That must have been quite the brainstorming session at Vice, tossing out ideas for their latest photo-gallery shocker. When you've already covered, "Donkey Sex: the Most Bizarre Tradition," the bar just keeps getting higher.
The results: a new set of pictures inspired by famous female writers who died by suicide, with beautifully framed models posing in their final moments. There's Sylvia Plath, kneeling at the stove. And Tawainese author Sanmao holding the nylons tightening around her neck. Each picture also includes a list of where to buy the fashion each model is wearing – the nylons included.
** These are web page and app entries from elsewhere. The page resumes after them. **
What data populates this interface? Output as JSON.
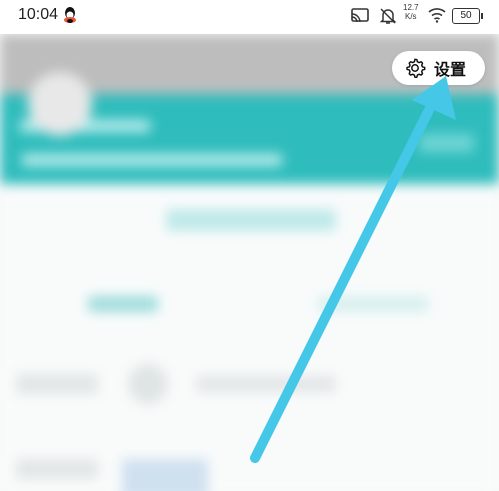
{
  "status_bar": {
    "time": "10:04",
    "net_speed_value": "12.7",
    "net_speed_unit": "K/s",
    "battery": "50"
  },
  "settings_button": {
    "label": "设置",
    "icon": "gear-icon"
  },
  "colors": {
    "accent": "#2fbcbc",
    "arrow": "#45c8e8"
  }
}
It is loathsome, on so many levels – misogynistic and dangerous, not least because Vice caters to young people, who have the highest rates of suicide. But don't blame those Vice editors. It's hard work to stay edgy, these days, when the line you're trying to be the first to cross keeps leaping ahead of you, and your Internet-travelling audience has seen it all before.
Even discussing this photo gallery is a quandary: After all, though you won't find a link here, you won't need to look far. Jezebel, a website that looks at news from a feminist perspective, did a piece on the photo gallery – which, aside from some brief words of outrage, just ran their own lineup of the pictures. The Telegraph took the better path: raising the issue of where this will all end – and the risk of glamourizing suicide, also without including a link. And Twitter was full of similar tweets, people voicing outrage, but refusing to link to the pics, which likely only prompted their followers to hunt them down.
At The Globe and Mail, we write about suicide with care, and although most experts believe discussing the issue openly is the best way to prevent it, we avoid explicitly depicting the manner of death. Of course, Vice, the purveyor of previous fine reads such "80s Coke Sluts" has no such constraints.
But for all its punker aspirations, as a recent New Yorker magazine details, Vice is not a little upstart any more – it is an international, multimedia corporation with dozens of office around the world, more than one million followers on YouTube, and a TV show on HBO. In 2011, it was valued at $200-million (U.S.). It grew up from a little periodical in Montreal by not growing up – priding itself on being a potty-mouthed teenager. Now that it's of mainstream proportions, does it have a greater responsibility? And shouldn't the mainstream investors and partners, by virtue of their profit-making corporate ties, be also held to account?
Perhaps surprisingly, something finally gave: On Tuesday afternoon, Vice took down the fashion spread and replaced it with a statement. " 'Last Words' … focused on the demise of a set of writers whose lives we very much wish weren't cut tragically short, especially at their own hands," it reads. "We will no longer display 'Last Words' on our website and apologize to anyone who was hurt or offended." Whether the apology was morally or corporately motivated is up for debate.
It used to be that fringe magazines existed on the fringes – now photo galleries of suicidal women are posted online, where anyone can see them, and the controversy they generate, even if the content is eventually retracted, serves to draw more clicks. That puts those who want to challenge the notion that these editorial choices are harmless – that they're just "overreacting," or "can't take a joke"– in a tough spot. But pretending it's not there didn't work for suicide prevention, and it won't work here.
Standards around social responsibility have fallen while content has become more accessible. And this isn't the work of disenfranchised weirdos in their basement – these are powerful corporations (like Facebook with its hate-crime problem) delivering the message, or at least enabling its delivery, and making scads of money at it.
How far will they go? As far as they can. After all, if there are consequences, the loss is ours to bear.